Ernest Watts, an Australian who moved to Cardston more than 50 years ago, was worried the town would lose part of what made the community special if alcohol was allowed to be sold.

“At my age, I like Cardston the way that it is and that’s the reason I’ve stayed here for 55 years,” said Watts, who is Mormon.

“If it passes there will be major changes in the town and the changes that would be coming if it did pass would be much like everywhere else. We just love Cardston for what it stands for.”

Watts said some of the business people would prefer it because of the extra money it would bring in. He was reasonably confident the proposal would fail.

“I’d be worse than shocked if it passed. I think I’d get on the booze,” Watts said with a chuckle.

But Marilyn Williams, who is also a member of the Mormon church, said she didn’t see what the big deal was all about.

“I agree that the restaurants and the golf course should be able to because they lose thousands of dollars every month,” Williams said.

“So I’m for alcohol in the restaurants but not to be sold in liquor stores on the streets. I don’t drink and make my choice. I don’t shop on Sunday either but the stores are open.”

Kronen said in the end, the Mormon beliefs at least played a role in the decision.

“It is really difficult to determine what motivated people one way or the other but I’m sure their faith and their values has something to do with it.”

Currently the two nearest communities where alcohol can be obtained are Fort Macleod to the north and Lethbridge to the northeast.

Just Posted

Driver who backed into Red Deer pizzeria sentenced

David Andrew Amstutz sentenced for failing to remain at the crash scene

Inflation accelerates as higher airfares, vegetable prices offset cheaper gas

OTTAWA — Canada’s annual inflation rate accelerated to two per cent last… Continue reading

Paying down debt should be priority for low income workers, say experts

TORONTO — Investment planning can often be seen as a luxury for… Continue reading

Alberta couple wants cash and charges dropped in meningitis death of their son

CALGARY — An Alberta couple facing a second trial in the meningitis… Continue reading

Moose Jaw wants to challenge Norway for tallest moose statue title

MOOSE JAW, Sask. — The City of Moose Jaw, Sask., is on… Continue reading

Fashion Fridays: Inspirational gym outfits

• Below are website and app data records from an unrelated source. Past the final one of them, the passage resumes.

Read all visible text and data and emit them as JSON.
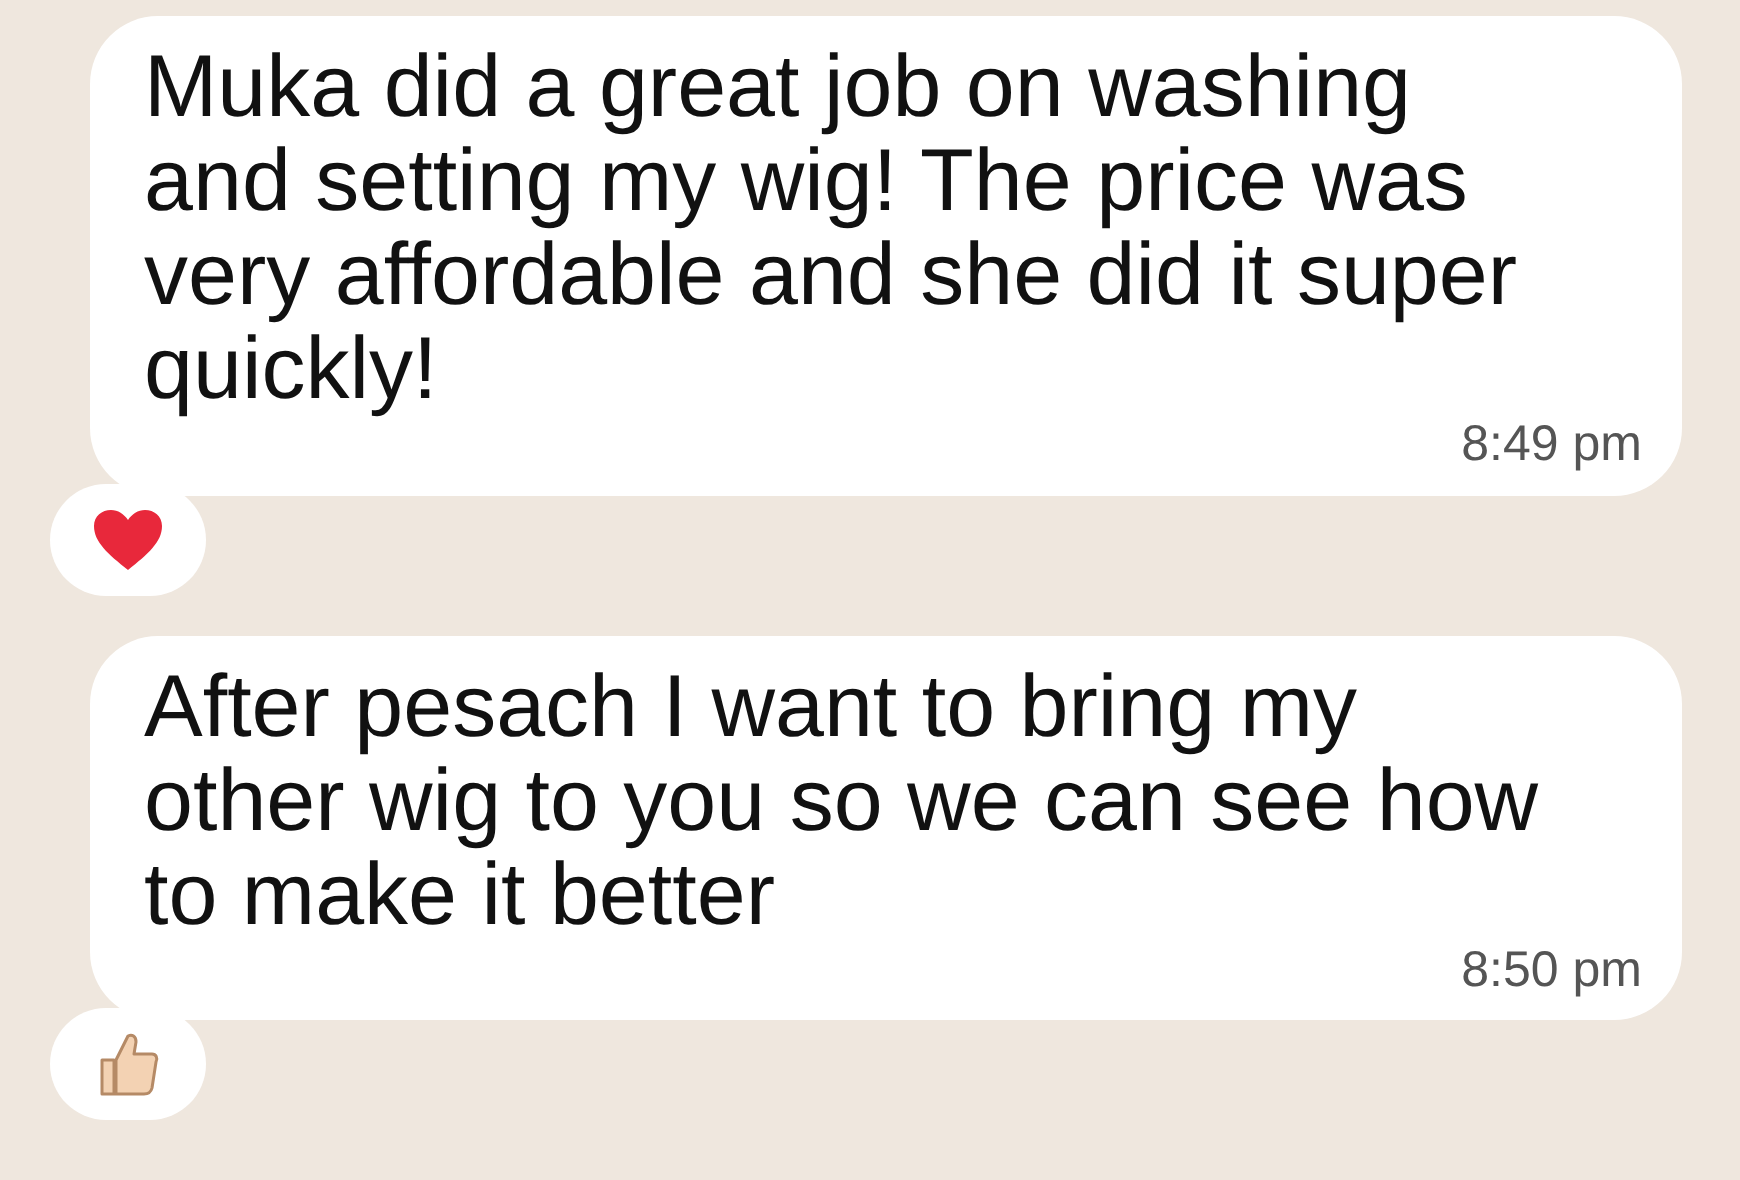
{
  "messages": [
    {
      "text": "Muka did a great job on washing and setting my wig! The price was very affordable and she did it super quickly!",
      "time": "8:49 pm",
      "reaction": {
        "kind": "heart"
      }
    },
    {
      "text": "After pesach I want to bring my other wig to you so we can see how to make it better",
      "time": "8:50 pm",
      "reaction": {
        "kind": "thumbs_up"
      }
    }
  ]
}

Kim XO, helps to keep you looking good on Fashion Fridays on the Black Press Media Network

Russian fighter jets collide over Sea of Japan crews eject

One plane crashed after its crew ejected safely, the other crew also ejected but they have not been found

Judge to deliver verdict in British sailor’s gang rape case

The alleged gang rape took place at a Halifax-area military base in 2015

B.C. minister fears money laundering involves billions of dollars, cites reports

The government had estimated that it was a $200-million a year operation, instead estimates now peg the problem at $1 billion annually

Olympian snowboarder Max Parrot diagnosed with Hodgkin’s lymphoma

Each year in Canada, approximately 900 people are diagnosed with Hodgkin’s lymphoma

‘Prince of Pot’ Marc Emery accused of sexual assault, harassment

Emery denied the allegations, but a Toronto woman says she is not the only one speaking out

Asteroids are smacking Earth twice as often as before

The team counted 29 craters that were no older than 290 million years

Canada’s arrest of Huawei exec an act of ‘backstabbing,’ Chinese ambassador says

China has called Canada’s arrest of Huawei chief financial officer Meng Wanzhou ‘politically motivated’

In limbo: Leftover embryos challenge clinics, couples

Some are outright abandoned by people who quit paying storage fees and other couples struggle with tough decisions

Most Read